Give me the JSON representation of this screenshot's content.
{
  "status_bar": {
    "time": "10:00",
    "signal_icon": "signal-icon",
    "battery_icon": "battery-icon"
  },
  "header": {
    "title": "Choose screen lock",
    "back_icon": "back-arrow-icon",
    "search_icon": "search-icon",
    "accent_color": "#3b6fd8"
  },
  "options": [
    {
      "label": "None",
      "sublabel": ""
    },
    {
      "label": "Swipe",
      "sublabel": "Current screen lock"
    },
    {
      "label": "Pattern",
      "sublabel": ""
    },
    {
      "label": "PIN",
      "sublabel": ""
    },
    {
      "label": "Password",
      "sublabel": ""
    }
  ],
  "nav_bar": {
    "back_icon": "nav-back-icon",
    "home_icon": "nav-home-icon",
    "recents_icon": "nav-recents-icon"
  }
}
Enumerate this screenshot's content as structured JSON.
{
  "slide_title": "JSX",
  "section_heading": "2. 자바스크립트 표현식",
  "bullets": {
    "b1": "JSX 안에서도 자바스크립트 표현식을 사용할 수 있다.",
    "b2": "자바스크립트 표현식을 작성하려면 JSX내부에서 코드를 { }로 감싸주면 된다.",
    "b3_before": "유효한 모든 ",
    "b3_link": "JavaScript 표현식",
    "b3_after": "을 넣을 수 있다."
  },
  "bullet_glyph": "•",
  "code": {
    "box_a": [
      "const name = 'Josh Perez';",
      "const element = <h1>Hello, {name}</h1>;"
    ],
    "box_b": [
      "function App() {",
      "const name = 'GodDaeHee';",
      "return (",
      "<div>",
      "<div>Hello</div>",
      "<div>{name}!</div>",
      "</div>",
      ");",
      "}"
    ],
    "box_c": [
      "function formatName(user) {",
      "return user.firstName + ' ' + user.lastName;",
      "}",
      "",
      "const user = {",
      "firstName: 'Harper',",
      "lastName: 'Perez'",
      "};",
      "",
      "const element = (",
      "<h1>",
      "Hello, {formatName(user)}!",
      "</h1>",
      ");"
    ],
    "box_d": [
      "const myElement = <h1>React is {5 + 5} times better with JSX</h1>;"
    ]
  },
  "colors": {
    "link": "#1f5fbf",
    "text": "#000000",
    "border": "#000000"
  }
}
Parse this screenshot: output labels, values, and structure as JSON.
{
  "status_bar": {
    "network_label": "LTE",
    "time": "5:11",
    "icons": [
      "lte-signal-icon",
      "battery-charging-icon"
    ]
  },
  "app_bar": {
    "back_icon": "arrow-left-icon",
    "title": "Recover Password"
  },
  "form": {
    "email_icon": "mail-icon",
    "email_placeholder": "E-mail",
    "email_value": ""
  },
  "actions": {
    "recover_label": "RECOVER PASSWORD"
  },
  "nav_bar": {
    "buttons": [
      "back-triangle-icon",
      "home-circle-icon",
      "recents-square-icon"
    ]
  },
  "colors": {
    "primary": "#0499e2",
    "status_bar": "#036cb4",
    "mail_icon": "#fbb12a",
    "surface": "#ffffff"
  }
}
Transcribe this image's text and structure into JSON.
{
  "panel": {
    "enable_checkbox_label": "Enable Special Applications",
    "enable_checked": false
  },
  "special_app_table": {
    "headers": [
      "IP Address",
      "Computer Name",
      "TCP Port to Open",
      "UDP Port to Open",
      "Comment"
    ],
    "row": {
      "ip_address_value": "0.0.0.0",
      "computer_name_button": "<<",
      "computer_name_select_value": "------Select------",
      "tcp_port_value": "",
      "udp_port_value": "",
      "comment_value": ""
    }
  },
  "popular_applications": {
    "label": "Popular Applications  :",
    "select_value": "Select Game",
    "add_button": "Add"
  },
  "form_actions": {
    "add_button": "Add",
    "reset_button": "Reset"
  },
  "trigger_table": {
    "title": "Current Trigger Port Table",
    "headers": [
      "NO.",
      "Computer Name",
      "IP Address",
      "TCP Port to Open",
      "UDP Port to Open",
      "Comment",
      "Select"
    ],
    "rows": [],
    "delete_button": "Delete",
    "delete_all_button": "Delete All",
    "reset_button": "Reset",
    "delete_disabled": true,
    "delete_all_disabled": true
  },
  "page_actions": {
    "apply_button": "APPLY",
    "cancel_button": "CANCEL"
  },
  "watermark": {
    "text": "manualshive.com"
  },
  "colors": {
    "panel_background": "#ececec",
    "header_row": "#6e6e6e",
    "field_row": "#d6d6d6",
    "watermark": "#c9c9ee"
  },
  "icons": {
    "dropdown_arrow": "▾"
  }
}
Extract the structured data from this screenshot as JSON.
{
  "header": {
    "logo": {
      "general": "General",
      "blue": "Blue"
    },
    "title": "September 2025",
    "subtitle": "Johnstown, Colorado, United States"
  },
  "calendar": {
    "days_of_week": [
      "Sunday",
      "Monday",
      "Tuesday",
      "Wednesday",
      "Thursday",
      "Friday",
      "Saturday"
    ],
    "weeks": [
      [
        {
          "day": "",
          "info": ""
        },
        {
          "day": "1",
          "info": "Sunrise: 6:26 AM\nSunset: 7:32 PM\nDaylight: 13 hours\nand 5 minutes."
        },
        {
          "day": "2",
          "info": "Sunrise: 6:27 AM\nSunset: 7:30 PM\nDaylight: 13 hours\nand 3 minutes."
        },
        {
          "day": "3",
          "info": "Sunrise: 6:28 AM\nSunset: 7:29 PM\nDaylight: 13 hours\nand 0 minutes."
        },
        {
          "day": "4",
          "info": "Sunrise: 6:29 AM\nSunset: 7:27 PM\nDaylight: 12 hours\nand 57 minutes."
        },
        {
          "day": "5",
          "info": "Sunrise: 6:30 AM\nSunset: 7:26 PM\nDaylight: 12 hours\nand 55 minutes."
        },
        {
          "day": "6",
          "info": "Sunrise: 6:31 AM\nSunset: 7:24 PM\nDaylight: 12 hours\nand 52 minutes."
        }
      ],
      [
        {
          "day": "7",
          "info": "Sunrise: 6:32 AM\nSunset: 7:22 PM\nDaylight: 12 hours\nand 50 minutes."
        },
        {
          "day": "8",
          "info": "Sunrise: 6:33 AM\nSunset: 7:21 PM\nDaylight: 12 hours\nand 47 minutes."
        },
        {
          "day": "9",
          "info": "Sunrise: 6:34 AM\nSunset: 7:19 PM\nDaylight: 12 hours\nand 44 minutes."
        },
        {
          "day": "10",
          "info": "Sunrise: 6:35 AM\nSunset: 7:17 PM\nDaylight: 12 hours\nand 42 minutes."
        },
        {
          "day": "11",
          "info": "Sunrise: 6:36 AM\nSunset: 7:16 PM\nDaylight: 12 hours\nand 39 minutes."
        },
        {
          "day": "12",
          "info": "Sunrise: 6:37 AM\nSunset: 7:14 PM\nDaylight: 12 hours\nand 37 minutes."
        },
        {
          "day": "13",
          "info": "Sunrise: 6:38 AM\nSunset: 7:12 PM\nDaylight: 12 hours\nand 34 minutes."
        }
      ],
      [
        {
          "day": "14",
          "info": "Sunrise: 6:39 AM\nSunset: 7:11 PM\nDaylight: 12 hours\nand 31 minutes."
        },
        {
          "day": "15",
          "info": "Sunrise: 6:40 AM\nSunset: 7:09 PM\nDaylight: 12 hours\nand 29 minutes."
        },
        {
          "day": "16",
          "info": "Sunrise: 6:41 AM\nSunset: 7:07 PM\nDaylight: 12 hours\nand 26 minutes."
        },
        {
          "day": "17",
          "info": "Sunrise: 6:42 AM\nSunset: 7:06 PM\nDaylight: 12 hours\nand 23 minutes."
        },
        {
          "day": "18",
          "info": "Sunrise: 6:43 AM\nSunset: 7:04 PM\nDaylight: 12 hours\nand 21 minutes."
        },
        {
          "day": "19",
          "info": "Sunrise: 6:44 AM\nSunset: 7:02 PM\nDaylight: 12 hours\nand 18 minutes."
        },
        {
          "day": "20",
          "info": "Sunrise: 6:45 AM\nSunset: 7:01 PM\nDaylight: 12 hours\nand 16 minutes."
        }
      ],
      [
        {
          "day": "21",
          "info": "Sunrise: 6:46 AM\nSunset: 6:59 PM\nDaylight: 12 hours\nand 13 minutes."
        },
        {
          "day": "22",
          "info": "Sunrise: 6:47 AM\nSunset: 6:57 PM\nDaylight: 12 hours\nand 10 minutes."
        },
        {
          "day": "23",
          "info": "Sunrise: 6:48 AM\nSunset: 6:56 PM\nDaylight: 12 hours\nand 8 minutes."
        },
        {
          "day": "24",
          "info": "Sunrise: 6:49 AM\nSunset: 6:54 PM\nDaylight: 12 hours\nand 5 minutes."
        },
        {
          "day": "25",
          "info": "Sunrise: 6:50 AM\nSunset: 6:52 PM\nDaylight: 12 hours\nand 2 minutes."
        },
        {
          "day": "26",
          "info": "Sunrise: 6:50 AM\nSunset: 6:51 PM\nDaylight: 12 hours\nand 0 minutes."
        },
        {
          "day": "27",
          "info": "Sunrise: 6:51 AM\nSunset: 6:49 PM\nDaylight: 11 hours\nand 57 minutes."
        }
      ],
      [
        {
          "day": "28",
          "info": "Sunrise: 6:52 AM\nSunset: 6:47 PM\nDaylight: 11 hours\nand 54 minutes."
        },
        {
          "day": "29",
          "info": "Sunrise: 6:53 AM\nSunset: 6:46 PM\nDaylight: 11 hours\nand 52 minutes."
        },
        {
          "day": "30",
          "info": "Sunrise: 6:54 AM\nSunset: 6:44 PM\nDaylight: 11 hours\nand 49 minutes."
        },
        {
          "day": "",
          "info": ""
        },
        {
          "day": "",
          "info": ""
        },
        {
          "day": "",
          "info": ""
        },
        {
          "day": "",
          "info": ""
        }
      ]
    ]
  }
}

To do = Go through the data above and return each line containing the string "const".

Reply to the exercise =
      "const name = 'Josh Perez';",
      "const element = <h1>Hello, {name}</h1>;"
      "const name = 'GodDaeHee';",
      "const user = {",
      "const element = (",
      "const myElement = <h1>React is {5 + 5} times better with JSX</h1>;"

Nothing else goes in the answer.